During the campaign, many lawmakers and Gov. Sam Brownback downplayed or denied that the state was facing large budget shortfalls. But less than a week after the election, new revenue estimates showed the state must reduce planned spending by $279 million before July, and it needs an additional $436 million in spending cuts or revenue increases next fiscal year.
And that is just to get to zero. Restoring the statutorily required ending balance next fiscal year could require an additional $450 million in cuts or revenue.
Lawmakers are now acknowledging that they face a daunting task, though they are divided on whether all options, including taxes, should be on the table.
House Speaker Ray Merrick, R-Stilwell, said that delaying or reversing income tax cuts was a nonstarter. Rep. Steve Brunk, R-Wichita, declared that the Legislature is "not going to make any changes in the tax code." But Senate President Susan Wagle, R-Wichita, and some other lawmakers have wisely said that both sides of the budget ledger revenue and expenses need to be considered.
Where and how might lawmakers cover the shortfall?
K-12 education accounts for half of the state general fund spending, which makes it a natural target. But Brownback bragged during the campaign about education funding, so it would be difficult to flip-flop and cut spending now. Besides, the courts likely will rule again that the state is inadequately funding education and needs to increase spending.
Medicaid, which is about 20 percent of the budget, is also difficult to cut because it is an entitlement and KanCare contracts already have been signed. So that could leave only about 30 percent of the remaining budget which supports prisons, higher education, social services, etc. to absorb the spending cuts.
Lawmakers likely will raid more money from the state's transportation fund, as they have been doing for several years. They likely also will target some state economic development programs, such as the Kansas Bioscience Authority. They may consider forcing school districts and universities to spend down some of their cash reserves — though that would penalize them for being fiscally prudent.

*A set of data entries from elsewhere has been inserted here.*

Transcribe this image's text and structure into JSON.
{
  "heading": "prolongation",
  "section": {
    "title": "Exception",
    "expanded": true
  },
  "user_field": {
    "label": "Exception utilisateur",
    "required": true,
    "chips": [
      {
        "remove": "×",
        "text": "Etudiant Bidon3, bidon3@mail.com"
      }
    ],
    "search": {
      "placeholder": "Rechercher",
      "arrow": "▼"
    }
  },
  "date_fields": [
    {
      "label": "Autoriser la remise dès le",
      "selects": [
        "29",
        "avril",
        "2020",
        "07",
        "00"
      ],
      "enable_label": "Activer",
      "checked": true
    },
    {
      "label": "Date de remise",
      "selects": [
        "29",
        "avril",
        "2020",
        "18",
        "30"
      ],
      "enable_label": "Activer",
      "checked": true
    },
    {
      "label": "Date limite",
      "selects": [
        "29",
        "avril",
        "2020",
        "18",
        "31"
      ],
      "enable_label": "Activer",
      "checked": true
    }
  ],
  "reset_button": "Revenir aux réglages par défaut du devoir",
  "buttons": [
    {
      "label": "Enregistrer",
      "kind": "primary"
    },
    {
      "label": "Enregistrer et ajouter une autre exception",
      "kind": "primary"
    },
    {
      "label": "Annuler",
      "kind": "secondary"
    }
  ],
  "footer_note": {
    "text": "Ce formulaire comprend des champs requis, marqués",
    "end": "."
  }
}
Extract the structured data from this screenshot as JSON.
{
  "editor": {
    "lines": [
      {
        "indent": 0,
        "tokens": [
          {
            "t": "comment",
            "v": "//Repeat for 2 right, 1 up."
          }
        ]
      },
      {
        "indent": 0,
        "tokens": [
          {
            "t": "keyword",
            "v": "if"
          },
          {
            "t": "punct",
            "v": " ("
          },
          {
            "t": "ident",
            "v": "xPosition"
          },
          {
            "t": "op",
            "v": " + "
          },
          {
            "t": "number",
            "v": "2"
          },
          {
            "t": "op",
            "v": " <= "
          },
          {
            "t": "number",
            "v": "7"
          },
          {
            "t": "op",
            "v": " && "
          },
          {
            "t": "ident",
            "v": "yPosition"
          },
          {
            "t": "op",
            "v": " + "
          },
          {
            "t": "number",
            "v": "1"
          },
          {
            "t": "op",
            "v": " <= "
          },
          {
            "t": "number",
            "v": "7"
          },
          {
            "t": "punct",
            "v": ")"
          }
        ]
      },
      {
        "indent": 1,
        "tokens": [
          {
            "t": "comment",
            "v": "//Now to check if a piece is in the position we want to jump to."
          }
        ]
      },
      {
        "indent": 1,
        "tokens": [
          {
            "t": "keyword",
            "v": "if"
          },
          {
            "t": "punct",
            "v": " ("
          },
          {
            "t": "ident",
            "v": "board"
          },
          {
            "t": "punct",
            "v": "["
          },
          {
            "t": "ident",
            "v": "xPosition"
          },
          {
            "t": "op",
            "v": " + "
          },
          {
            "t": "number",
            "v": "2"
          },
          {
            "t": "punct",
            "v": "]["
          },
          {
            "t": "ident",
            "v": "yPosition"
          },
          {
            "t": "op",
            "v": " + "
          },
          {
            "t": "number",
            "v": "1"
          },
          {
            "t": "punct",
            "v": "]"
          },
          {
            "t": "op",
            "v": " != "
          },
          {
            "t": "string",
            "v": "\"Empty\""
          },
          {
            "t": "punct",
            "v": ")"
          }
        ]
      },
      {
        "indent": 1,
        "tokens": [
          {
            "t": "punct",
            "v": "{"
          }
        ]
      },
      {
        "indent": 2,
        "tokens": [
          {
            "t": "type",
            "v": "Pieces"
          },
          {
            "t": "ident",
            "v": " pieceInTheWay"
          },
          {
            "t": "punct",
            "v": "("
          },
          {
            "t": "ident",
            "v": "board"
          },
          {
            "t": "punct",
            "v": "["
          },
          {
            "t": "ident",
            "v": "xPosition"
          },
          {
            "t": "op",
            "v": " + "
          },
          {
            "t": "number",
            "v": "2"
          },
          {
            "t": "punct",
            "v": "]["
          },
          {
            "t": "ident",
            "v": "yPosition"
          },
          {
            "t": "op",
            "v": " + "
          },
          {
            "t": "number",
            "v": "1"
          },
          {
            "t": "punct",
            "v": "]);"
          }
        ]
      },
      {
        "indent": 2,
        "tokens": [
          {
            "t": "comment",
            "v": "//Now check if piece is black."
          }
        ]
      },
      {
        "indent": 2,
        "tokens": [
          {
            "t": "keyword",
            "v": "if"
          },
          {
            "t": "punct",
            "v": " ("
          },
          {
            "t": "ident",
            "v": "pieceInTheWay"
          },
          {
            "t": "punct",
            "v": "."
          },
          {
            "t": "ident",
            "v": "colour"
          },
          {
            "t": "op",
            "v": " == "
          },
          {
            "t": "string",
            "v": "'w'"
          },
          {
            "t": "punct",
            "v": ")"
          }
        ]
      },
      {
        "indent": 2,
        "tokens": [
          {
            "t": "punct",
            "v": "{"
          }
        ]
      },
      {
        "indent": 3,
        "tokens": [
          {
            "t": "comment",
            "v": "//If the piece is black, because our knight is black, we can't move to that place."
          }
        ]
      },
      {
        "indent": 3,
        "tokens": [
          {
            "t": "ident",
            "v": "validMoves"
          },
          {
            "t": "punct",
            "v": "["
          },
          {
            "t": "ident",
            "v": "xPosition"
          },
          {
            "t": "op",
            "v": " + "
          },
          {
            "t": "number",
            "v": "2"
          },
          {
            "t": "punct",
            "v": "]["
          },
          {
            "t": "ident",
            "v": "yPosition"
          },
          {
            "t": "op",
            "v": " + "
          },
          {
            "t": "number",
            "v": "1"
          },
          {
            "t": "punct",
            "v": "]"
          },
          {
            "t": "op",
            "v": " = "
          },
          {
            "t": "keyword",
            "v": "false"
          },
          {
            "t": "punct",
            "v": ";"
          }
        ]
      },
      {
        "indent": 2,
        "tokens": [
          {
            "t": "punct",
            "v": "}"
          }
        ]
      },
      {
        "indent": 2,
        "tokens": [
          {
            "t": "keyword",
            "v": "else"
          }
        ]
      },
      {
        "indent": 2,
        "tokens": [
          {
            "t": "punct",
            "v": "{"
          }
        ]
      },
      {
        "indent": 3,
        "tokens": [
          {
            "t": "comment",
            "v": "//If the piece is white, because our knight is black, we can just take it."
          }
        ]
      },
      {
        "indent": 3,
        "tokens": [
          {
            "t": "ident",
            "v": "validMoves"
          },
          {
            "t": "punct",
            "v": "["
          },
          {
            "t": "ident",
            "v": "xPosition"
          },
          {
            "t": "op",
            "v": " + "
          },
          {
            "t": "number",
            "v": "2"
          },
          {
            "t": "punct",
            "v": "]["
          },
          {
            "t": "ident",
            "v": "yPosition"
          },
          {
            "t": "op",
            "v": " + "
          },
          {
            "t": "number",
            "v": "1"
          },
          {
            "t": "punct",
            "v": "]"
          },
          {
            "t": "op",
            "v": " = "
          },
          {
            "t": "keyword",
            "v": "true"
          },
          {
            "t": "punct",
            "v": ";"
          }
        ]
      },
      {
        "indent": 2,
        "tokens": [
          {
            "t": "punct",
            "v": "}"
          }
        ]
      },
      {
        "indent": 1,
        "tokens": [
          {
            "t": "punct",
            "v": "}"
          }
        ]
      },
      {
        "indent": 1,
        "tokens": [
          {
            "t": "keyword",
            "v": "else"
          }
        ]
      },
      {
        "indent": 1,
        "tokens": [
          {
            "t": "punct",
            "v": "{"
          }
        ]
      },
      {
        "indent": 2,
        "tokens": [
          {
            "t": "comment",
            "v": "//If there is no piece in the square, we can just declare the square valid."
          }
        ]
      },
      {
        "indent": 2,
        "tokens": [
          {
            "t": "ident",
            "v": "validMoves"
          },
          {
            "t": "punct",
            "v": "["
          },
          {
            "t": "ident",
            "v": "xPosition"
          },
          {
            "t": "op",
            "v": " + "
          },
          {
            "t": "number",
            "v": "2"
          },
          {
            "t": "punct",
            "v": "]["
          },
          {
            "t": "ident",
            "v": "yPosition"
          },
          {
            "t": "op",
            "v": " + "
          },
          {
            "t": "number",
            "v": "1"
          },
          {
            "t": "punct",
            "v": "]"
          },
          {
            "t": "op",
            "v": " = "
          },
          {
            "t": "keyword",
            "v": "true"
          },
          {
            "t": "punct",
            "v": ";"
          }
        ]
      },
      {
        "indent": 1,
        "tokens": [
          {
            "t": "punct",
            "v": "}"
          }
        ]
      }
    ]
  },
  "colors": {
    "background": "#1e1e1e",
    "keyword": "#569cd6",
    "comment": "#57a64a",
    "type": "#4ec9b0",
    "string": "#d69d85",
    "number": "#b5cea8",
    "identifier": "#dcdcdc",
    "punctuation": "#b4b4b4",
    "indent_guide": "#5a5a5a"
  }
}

Lawmakers should delay future tax cuts but likely won't. However, they may look at eliminating or reducing more tax deductions as a way to raise revenue without changing tax rates. They may also consider raising the sales tax again though a better alternative would be to eliminate some sales tax exemptions. They should consider placing a cap on the amount of pass-through business income that is not taxed that way the policy truly targets small businesses, as Brownback claimed, and not the wealthiest Kansans.
What is certain is that eliminating the budget shortfall won't happen simply through "efficiencies."

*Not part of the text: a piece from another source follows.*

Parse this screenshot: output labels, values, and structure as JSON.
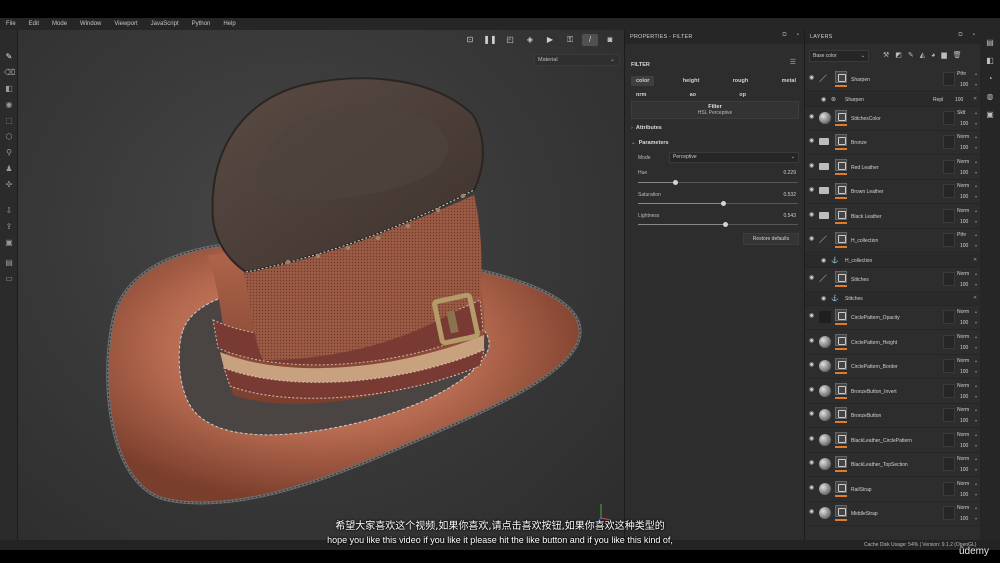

The Topeka Capital-Journal, Nov. 20
Kansas House Speaker Ray Merrick opened his mouth wide and inserted both feet during a recent interview with a newspaper reporter.
Merrick was chided on this page for his poor choice of words and his attitude toward state employees, who he said were, among other things, net consumers who didn't produce anything.
It must be the silly season, as the Kansas Democratic Party followed the news of Merrick's comments with an online petition that calls for Merrick to be ousted from his leadership post. It may be great theater, but it also is a waste of time that serves no purpose, other than to fire up party members.
It is known as playing to the base, and it generally does little, if any, good.
That is the case here, as members of the large Republican majority in the Kansas House will decide who leads them. It probably will be Merrick, who at this time has only one announced competitor for the position, who has a list of embarrassing comments of his own on the record.
Jason Perkey, director of the Kansas Democratic Party, knows the online petition will play no role in selection of the House speaker and said it was intended, in part, to make Republicans aware of how Kansans feel about Merrick's comments.
But Merrick and other Republicans got that message soon after the speaker's comments were published in The Wichita Eagle, as is evidenced by Merrick's subsequent statement designed to calm the waters.
As we said, the petition was good theater, and if the Kansas Democratic Party leadership thought it was something it had to do, so be it. But it is of no real consequence.
Democrats in the Legislature have their own decision to make. With former House Minority Leader Paul Davis leaving his seat for a failed gubernatorial bid, his former colleagues have to find their own new leader. Then, they must decide how they are going to spend their efforts during the upcoming legislative session.
Given they are a small minority in the House, as well as in the Senate, their impact on legislation isn't going to be great, and there aren't enough "moderate" Republicans in either chamber to aid their cause. (Another reason their petition is a futile exercise.)
There will be some legislation on which Republican and Democrat lawmakers can agree. Where they can't, Democrats must represent the opposing view and, if possible, strive for incremental changes they believe will serve all Kansans.
The Hutchinson News, Nov. 21
When Congress — not if — sends the president a bill authorizing the Keystone XL oil pipeline, he ought to sign it contingent on approval by the legislatures in the states affected. The fixation on this pipeline has become irrational, and it shouldn't be decided by irrational politicians.